## Your task
From start to finish, set down the entries below exactly, leaving out the pictures.
==============================
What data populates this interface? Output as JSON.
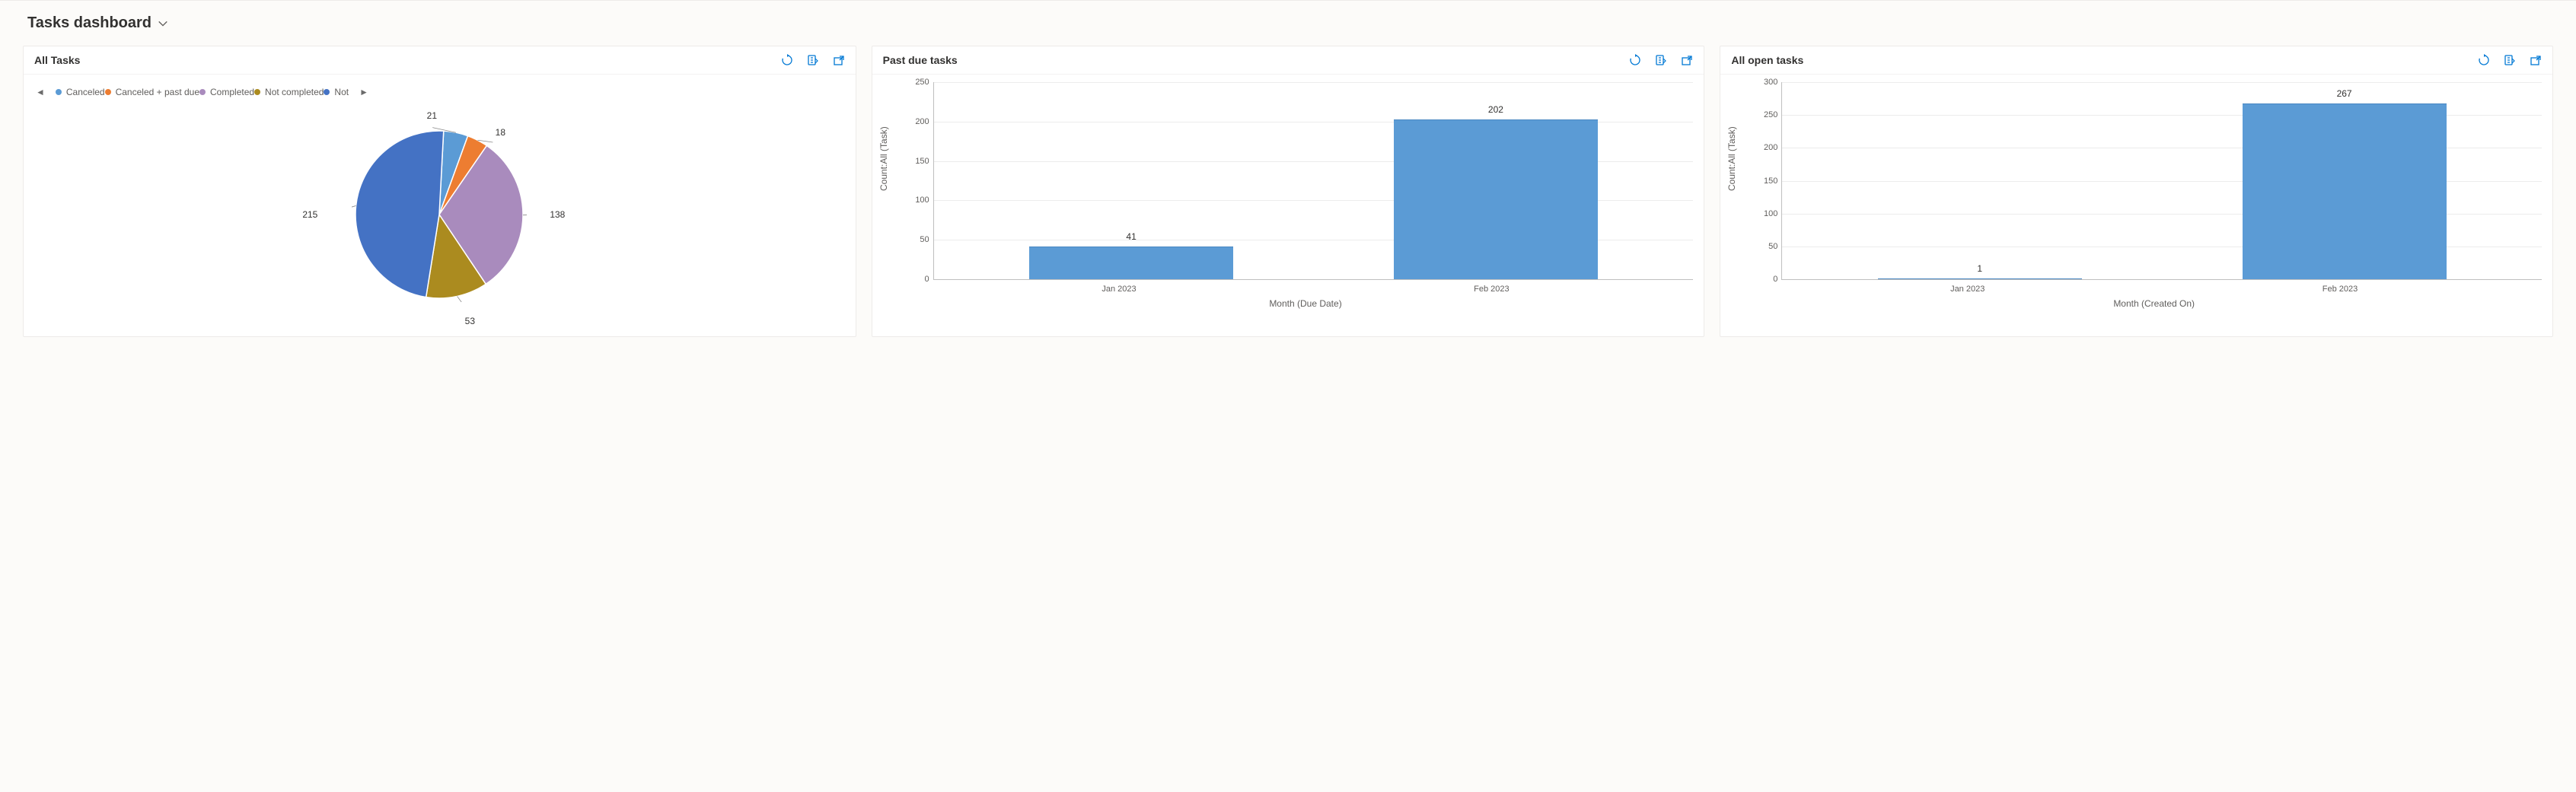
{
  "header": {
    "title": "Tasks dashboard"
  },
  "cards": {
    "all_tasks": {
      "title": "All Tasks",
      "legend": [
        {
          "label": "Canceled",
          "color": "#5b9bd5"
        },
        {
          "label": "Canceled + past due",
          "color": "#ed7d31"
        },
        {
          "label": "Completed",
          "color": "#a98bbd"
        },
        {
          "label": "Not completed",
          "color": "#ab8b1f"
        },
        {
          "label": "Not",
          "color": "#4472c4"
        }
      ]
    },
    "past_due": {
      "title": "Past due tasks",
      "ylabel": "Count:All (Task)",
      "xlabel": "Month (Due Date)"
    },
    "open_tasks": {
      "title": "All open tasks",
      "ylabel": "Count:All (Task)",
      "xlabel": "Month (Created On)"
    }
  },
  "chart_data": [
    {
      "type": "pie",
      "title": "All Tasks",
      "series": [
        {
          "name": "Canceled",
          "value": 21,
          "color": "#5b9bd5"
        },
        {
          "name": "Canceled + past due",
          "value": 18,
          "color": "#ed7d31"
        },
        {
          "name": "Completed",
          "value": 138,
          "color": "#a98bbd"
        },
        {
          "name": "Not completed",
          "value": 53,
          "color": "#ab8b1f"
        },
        {
          "name": "Not completed + past due",
          "value": 215,
          "color": "#4472c4"
        }
      ]
    },
    {
      "type": "bar",
      "title": "Past due tasks",
      "xlabel": "Month (Due Date)",
      "ylabel": "Count:All (Task)",
      "ylim": [
        0,
        250
      ],
      "ystep": 50,
      "categories": [
        "Jan 2023",
        "Feb 2023"
      ],
      "values": [
        41,
        202
      ],
      "color": "#5b9bd5"
    },
    {
      "type": "bar",
      "title": "All open tasks",
      "xlabel": "Month (Created On)",
      "ylabel": "Count:All (Task)",
      "ylim": [
        0,
        300
      ],
      "ystep": 50,
      "categories": [
        "Jan 2023",
        "Feb 2023"
      ],
      "values": [
        1,
        267
      ],
      "color": "#5b9bd5"
    }
  ]
}
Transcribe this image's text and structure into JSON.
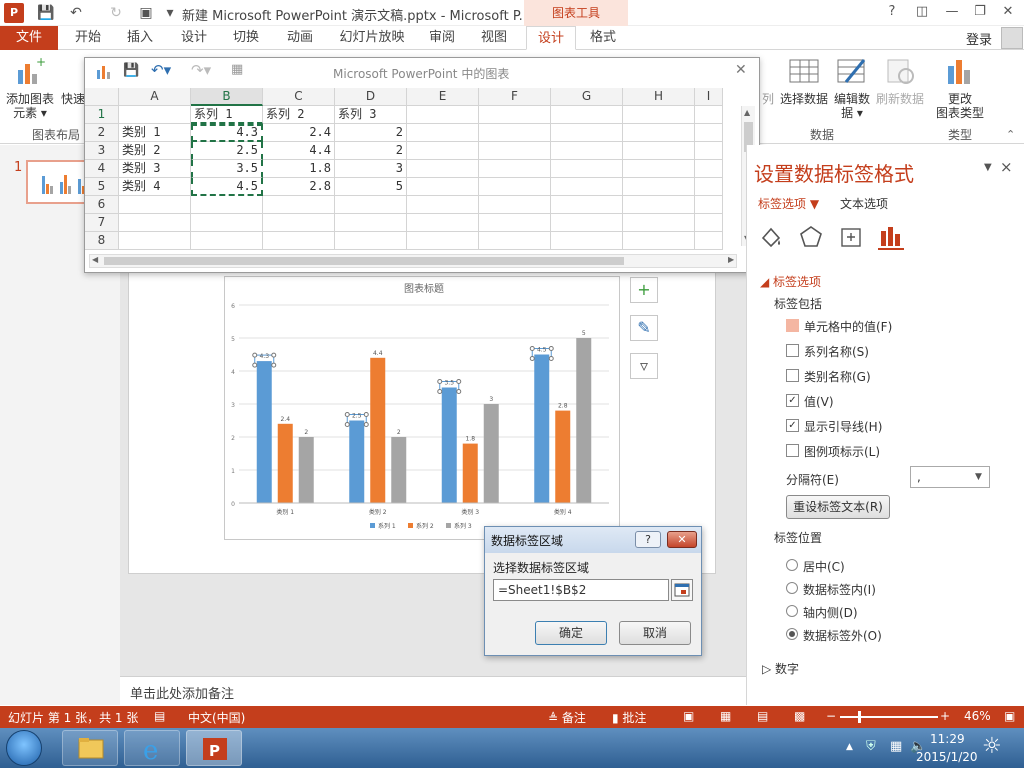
{
  "titlebar": {
    "title": "新建 Microsoft PowerPoint 演示文稿.pptx - Microsoft P...",
    "chart_tools": "图表工具",
    "help": "?",
    "app_icon": "P"
  },
  "tabs": {
    "file": "文件",
    "items": [
      "开始",
      "插入",
      "设计",
      "切换",
      "动画",
      "幻灯片放映",
      "审阅",
      "视图",
      "设计",
      "格式"
    ],
    "login": "登录"
  },
  "ribbon": {
    "add_element": "添加图表",
    "add_element2": "元素",
    "quick": "快速",
    "layout_group": "图表布局",
    "switch_col": "列",
    "select_data": "选择数据",
    "edit_data": "编辑数",
    "edit_data2": "据",
    "refresh_data": "刷新数据",
    "data_group": "数据",
    "change_type": "更改",
    "change_type2": "图表类型",
    "type_group": "类型"
  },
  "thumbs": {
    "slide_number": "1"
  },
  "sheet": {
    "title": "Microsoft PowerPoint 中的图表",
    "columns": [
      "A",
      "B",
      "C",
      "D",
      "E",
      "F",
      "G",
      "H",
      "I"
    ],
    "rows": [
      [
        "1",
        "",
        "系列 1",
        "系列 2",
        "系列 3"
      ],
      [
        "2",
        "类别 1",
        "4.3",
        "2.4",
        "2"
      ],
      [
        "3",
        "类别 2",
        "2.5",
        "4.4",
        "2"
      ],
      [
        "4",
        "类别 3",
        "3.5",
        "1.8",
        "3"
      ],
      [
        "5",
        "类别 4",
        "4.5",
        "2.8",
        "5"
      ],
      [
        "6",
        "",
        "",
        "",
        ""
      ],
      [
        "7",
        "",
        "",
        "",
        ""
      ],
      [
        "8",
        "",
        "",
        "",
        ""
      ]
    ]
  },
  "chart_data": {
    "type": "bar",
    "title": "图表标题",
    "categories": [
      "类别 1",
      "类别 2",
      "类别 3",
      "类别 4"
    ],
    "series": [
      {
        "name": "系列 1",
        "values": [
          4.3,
          2.5,
          3.5,
          4.5
        ],
        "color": "#5b9bd5"
      },
      {
        "name": "系列 2",
        "values": [
          2.4,
          4.4,
          1.8,
          2.8
        ],
        "color": "#ed7d31"
      },
      {
        "name": "系列 3",
        "values": [
          2,
          2,
          3,
          5
        ],
        "color": "#a5a5a5"
      }
    ],
    "ylim": [
      0,
      6
    ],
    "yticks": [
      "0",
      "1",
      "2",
      "3",
      "4",
      "5",
      "6"
    ],
    "legend": "bottom",
    "grid": true
  },
  "notes": {
    "placeholder": "单击此处添加备注"
  },
  "panel": {
    "title": "设置数据标签格式",
    "tab_label_options": "标签选项",
    "tab_text_options": "文本选项",
    "section": "标签选项",
    "includes": "标签包括",
    "options": [
      {
        "label": "单元格中的值(F)",
        "checked": true
      },
      {
        "label": "系列名称(S)",
        "checked": false
      },
      {
        "label": "类别名称(G)",
        "checked": false
      },
      {
        "label": "值(V)",
        "checked": true
      },
      {
        "label": "显示引导线(H)",
        "checked": true
      },
      {
        "label": "图例项标示(L)",
        "checked": false
      }
    ],
    "separator_label": "分隔符(E)",
    "separator_value": ",",
    "reset_button": "重设标签文本(R)",
    "position_label": "标签位置",
    "positions": [
      {
        "label": "居中(C)",
        "selected": false
      },
      {
        "label": "数据标签内(I)",
        "selected": false
      },
      {
        "label": "轴内侧(D)",
        "selected": false
      },
      {
        "label": "数据标签外(O)",
        "selected": true
      }
    ],
    "number_section": "数字",
    "close": "×"
  },
  "dialog": {
    "title": "数据标签区域",
    "prompt": "选择数据标签区域",
    "value": "=Sheet1!$B$2",
    "ok": "确定",
    "cancel": "取消",
    "help": "?"
  },
  "status": {
    "slide_info": "幻灯片 第 1 张，共 1 张",
    "language": "中文(中国)",
    "notes": "备注",
    "comments": "批注",
    "zoom": "46%"
  },
  "taskbar": {
    "time": "11:29",
    "date": "2015/1/20"
  }
}
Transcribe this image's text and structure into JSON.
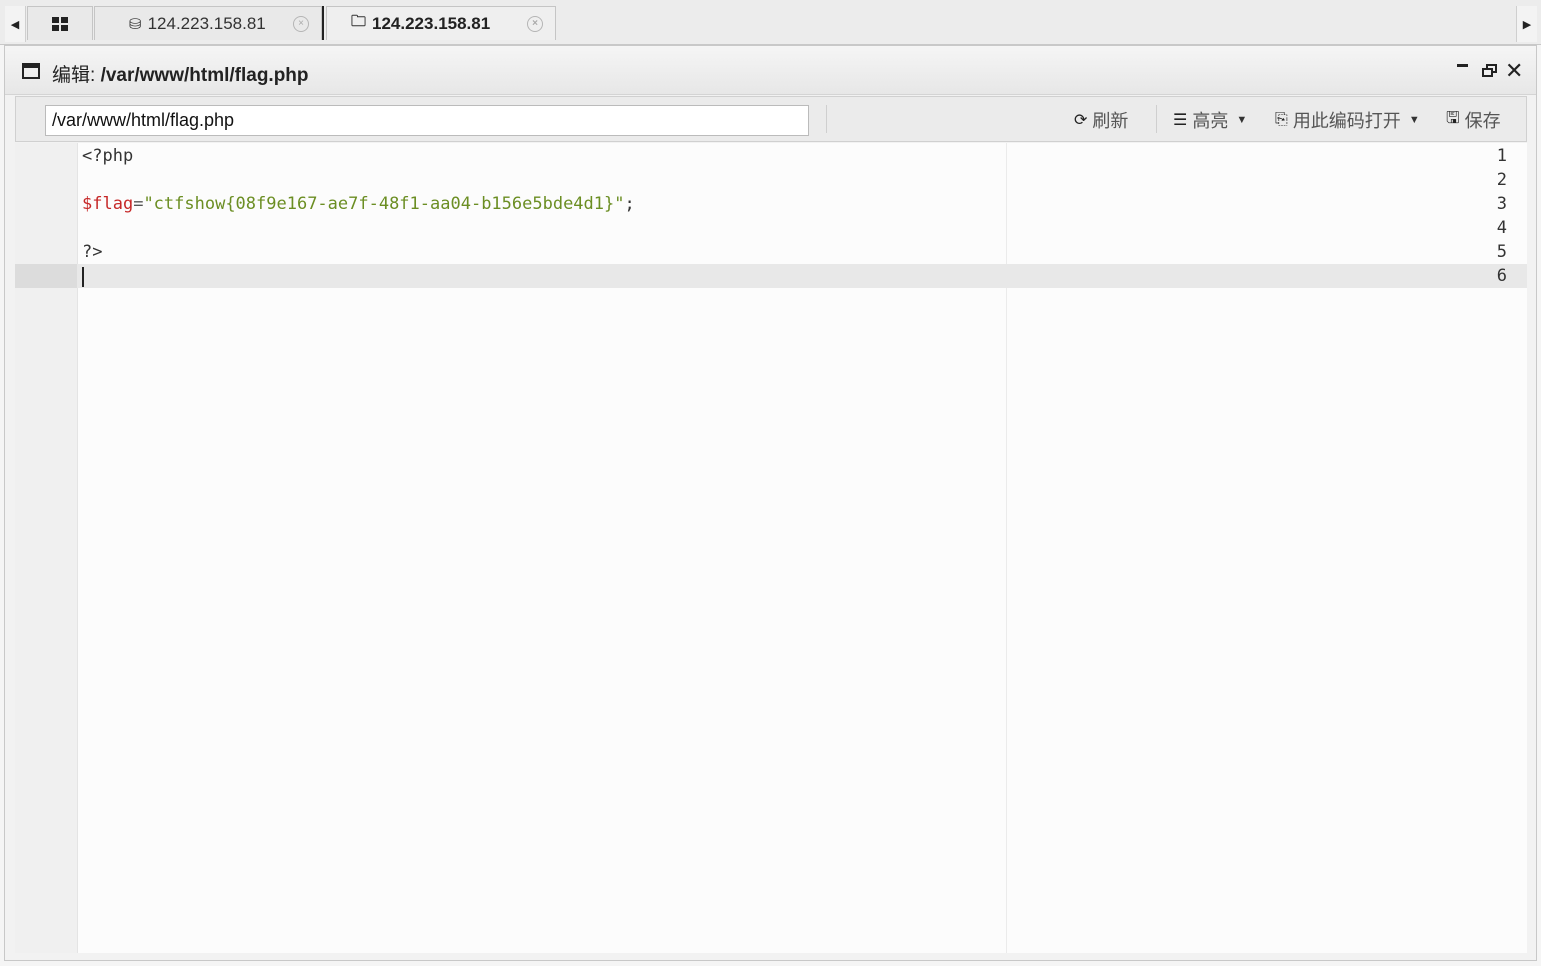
{
  "tabs": {
    "home_icon": "grid-icon",
    "items": [
      {
        "icon": "database-icon",
        "label": "124.223.158.81",
        "active": false
      },
      {
        "icon": "folder-icon",
        "label": "124.223.158.81",
        "active": true
      }
    ]
  },
  "window": {
    "title_label": "编辑:",
    "title_path": "/var/www/html/flag.php"
  },
  "toolbar": {
    "path_value": "/var/www/html/flag.php",
    "refresh_label": "刷新",
    "highlight_label": "高亮",
    "encoding_label": "用此编码打开",
    "save_label": "保存"
  },
  "code": {
    "active_line": 6,
    "lines": [
      {
        "num": "1",
        "text": "<?php"
      },
      {
        "num": "2",
        "text": ""
      },
      {
        "num": "3",
        "var": "$flag",
        "op": "=",
        "str": "\"ctfshow{08f9e167-ae7f-48f1-aa04-b156e5bde4d1}\"",
        "end": ";"
      },
      {
        "num": "4",
        "text": ""
      },
      {
        "num": "5",
        "text": "?>"
      },
      {
        "num": "6",
        "text": ""
      }
    ]
  }
}
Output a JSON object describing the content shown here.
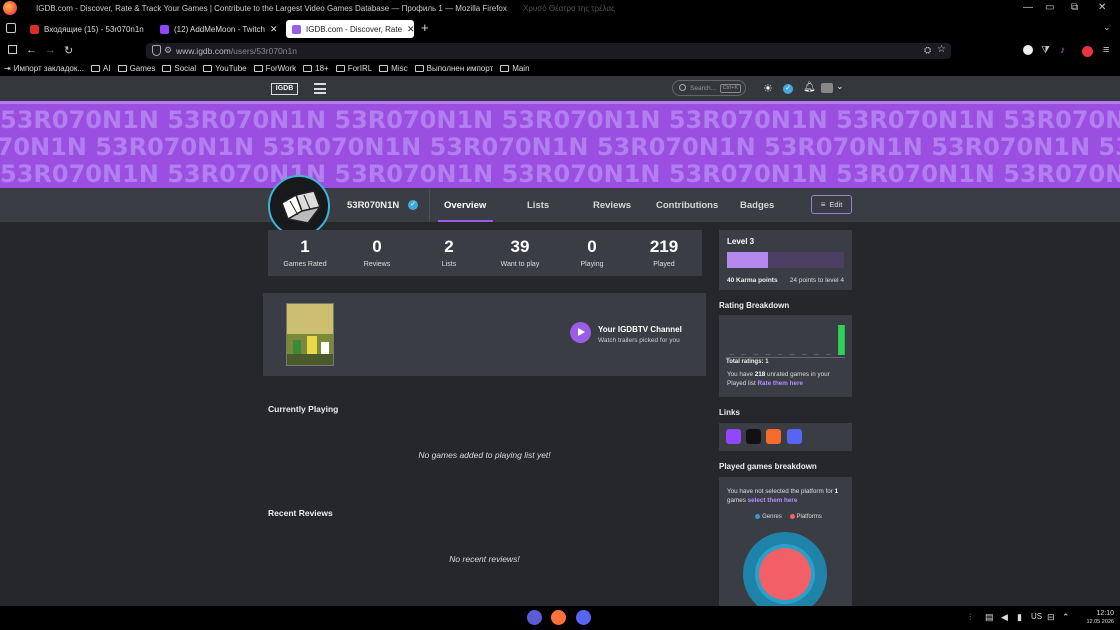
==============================
## The completed task
What data populates this interface? Output as JSON.
{
  "header": {
    "title": "Tasks dashboard"
  },
  "cards": {
    "all_tasks": {
      "title": "All Tasks",
      "legend": [
        {
          "label": "Canceled",
          "color": "#5b9bd5"
        },
        {
          "label": "Canceled + past due",
          "color": "#ed7d31"
        },
        {
          "label": "Completed",
          "color": "#a98bbd"
        },
        {
          "label": "Not completed",
          "color": "#ab8b1f"
        },
        {
          "label": "Not",
          "color": "#4472c4"
        }
      ]
    },
    "past_due": {
      "title": "Past due tasks",
      "ylabel": "Count:All (Task)",
      "xlabel": "Month (Due Date)"
    },
    "open_tasks": {
      "title": "All open tasks",
      "ylabel": "Count:All (Task)",
      "xlabel": "Month (Created On)"
    }
  },
  "chart_data": [
    {
      "type": "pie",
      "title": "All Tasks",
      "series": [
        {
          "name": "Canceled",
          "value": 21,
          "color": "#5b9bd5"
        },
        {
          "name": "Canceled + past due",
          "value": 18,
          "color": "#ed7d31"
        },
        {
          "name": "Completed",
          "value": 138,
          "color": "#a98bbd"
        },
        {
          "name": "Not completed",
          "value": 53,
          "color": "#ab8b1f"
        },
        {
          "name": "Not completed + past due",
          "value": 215,
          "color": "#4472c4"
        }
      ]
    },
    {
      "type": "bar",
      "title": "Past due tasks",
      "xlabel": "Month (Due Date)",
      "ylabel": "Count:All (Task)",
      "ylim": [
        0,
        250
      ],
      "ystep": 50,
      "categories": [
        "Jan 2023",
        "Feb 2023"
      ],
      "values": [
        41,
        202
      ],
      "color": "#5b9bd5"
    },
    {
      "type": "bar",
      "title": "All open tasks",
      "xlabel": "Month (Created On)",
      "ylabel": "Count:All (Task)",
      "ylim": [
        0,
        300
      ],
      "ystep": 50,
      "categories": [
        "Jan 2023",
        "Feb 2023"
      ],
      "values": [
        1,
        267
      ],
      "color": "#5b9bd5"
    }
  ]
}
Transcribe this image's text and structure into JSON.
{
  "titlebar": {
    "title": "新建 Microsoft PowerPoint 演示文稿.pptx - Microsoft P...",
    "chart_tools": "图表工具",
    "help": "?",
    "app_icon": "P"
  },
  "tabs": {
    "file": "文件",
    "items": [
      "开始",
      "插入",
      "设计",
      "切换",
      "动画",
      "幻灯片放映",
      "审阅",
      "视图",
      "设计",
      "格式"
    ],
    "login": "登录"
  },
  "ribbon": {
    "add_element": "添加图表",
    "add_element2": "元素",
    "quick": "快速",
    "layout_group": "图表布局",
    "switch_col": "列",
    "select_data": "选择数据",
    "edit_data": "编辑数",
    "edit_data2": "据",
    "refresh_data": "刷新数据",
    "data_group": "数据",
    "change_type": "更改",
    "change_type2": "图表类型",
    "type_group": "类型"
  },
  "thumbs": {
    "slide_number": "1"
  },
  "sheet": {
    "title": "Microsoft PowerPoint 中的图表",
    "columns": [
      "A",
      "B",
      "C",
      "D",
      "E",
      "F",
      "G",
      "H",
      "I"
    ],
    "rows": [
      [
        "1",
        "",
        "系列 1",
        "系列 2",
        "系列 3"
      ],
      [
        "2",
        "类别 1",
        "4.3",
        "2.4",
        "2"
      ],
      [
        "3",
        "类别 2",
        "2.5",
        "4.4",
        "2"
      ],
      [
        "4",
        "类别 3",
        "3.5",
        "1.8",
        "3"
      ],
      [
        "5",
        "类别 4",
        "4.5",
        "2.8",
        "5"
      ],
      [
        "6",
        "",
        "",
        "",
        ""
      ],
      [
        "7",
        "",
        "",
        "",
        ""
      ],
      [
        "8",
        "",
        "",
        "",
        ""
      ]
    ]
  },
  "chart_data": {
    "type": "bar",
    "title": "图表标题",
    "categories": [
      "类别 1",
      "类别 2",
      "类别 3",
      "类别 4"
    ],
    "series": [
      {
        "name": "系列 1",
        "values": [
          4.3,
          2.5,
          3.5,
          4.5
        ],
        "color": "#5b9bd5"
      },
      {
        "name": "系列 2",
        "values": [
          2.4,
          4.4,
          1.8,
          2.8
        ],
        "color": "#ed7d31"
      },
      {
        "name": "系列 3",
        "values": [
          2,
          2,
          3,
          5
        ],
        "color": "#a5a5a5"
      }
    ],
    "ylim": [
      0,
      6
    ],
    "yticks": [
      "0",
      "1",
      "2",
      "3",
      "4",
      "5",
      "6"
    ],
    "legend": "bottom",
    "grid": true
  },
  "notes": {
    "placeholder": "单击此处添加备注"
  },
  "panel": {
    "title": "设置数据标签格式",
    "tab_label_options": "标签选项",
    "tab_text_options": "文本选项",
    "section": "标签选项",
    "includes": "标签包括",
    "options": [
      {
        "label": "单元格中的值(F)",
        "checked": true
      },
      {
        "label": "系列名称(S)",
        "checked": false
      },
      {
        "label": "类别名称(G)",
        "checked": false
      },
      {
        "label": "值(V)",
        "checked": true
      },
      {
        "label": "显示引导线(H)",
        "checked": true
      },
      {
        "label": "图例项标示(L)",
        "checked": false
      }
    ],
    "separator_label": "分隔符(E)",
    "separator_value": ",",
    "reset_button": "重设标签文本(R)",
    "position_label": "标签位置",
    "positions": [
      {
        "label": "居中(C)",
        "selected": false
      },
      {
        "label": "数据标签内(I)",
        "selected": false
      },
      {
        "label": "轴内侧(D)",
        "selected": false
      },
      {
        "label": "数据标签外(O)",
        "selected": true
      }
    ],
    "number_section": "数字",
    "close": "×"
  },
  "dialog": {
    "title": "数据标签区域",
    "prompt": "选择数据标签区域",
    "value": "=Sheet1!$B$2",
    "ok": "确定",
    "cancel": "取消",
    "help": "?"
  },
  "status": {
    "slide_info": "幻灯片 第 1 张，共 1 张",
    "language": "中文(中国)",
    "notes": "备注",
    "comments": "批注",
    "zoom": "46%"
  },
  "taskbar": {
    "time": "11:29",
    "date": "2015/1/20"
  }
}
Transcribe this image's text and structure into JSON.
{
  "tabs": {
    "home_icon": "grid-icon",
    "items": [
      {
        "icon": "database-icon",
        "label": "124.223.158.81",
        "active": false
      },
      {
        "icon": "folder-icon",
        "label": "124.223.158.81",
        "active": true
      }
    ]
  },
  "window": {
    "title_label": "编辑:",
    "title_path": "/var/www/html/flag.php"
  },
  "toolbar": {
    "path_value": "/var/www/html/flag.php",
    "refresh_label": "刷新",
    "highlight_label": "高亮",
    "encoding_label": "用此编码打开",
    "save_label": "保存"
  },
  "code": {
    "active_line": 6,
    "lines": [
      {
        "num": "1",
        "text": "<?php"
      },
      {
        "num": "2",
        "text": ""
      },
      {
        "num": "3",
        "var": "$flag",
        "op": "=",
        "str": "\"ctfshow{08f9e167-ae7f-48f1-aa04-b156e5bde4d1}\"",
        "end": ";"
      },
      {
        "num": "4",
        "text": ""
      },
      {
        "num": "5",
        "text": "?>"
      },
      {
        "num": "6",
        "text": ""
      }
    ]
  }
}
Output a JSON object describing the content shown here.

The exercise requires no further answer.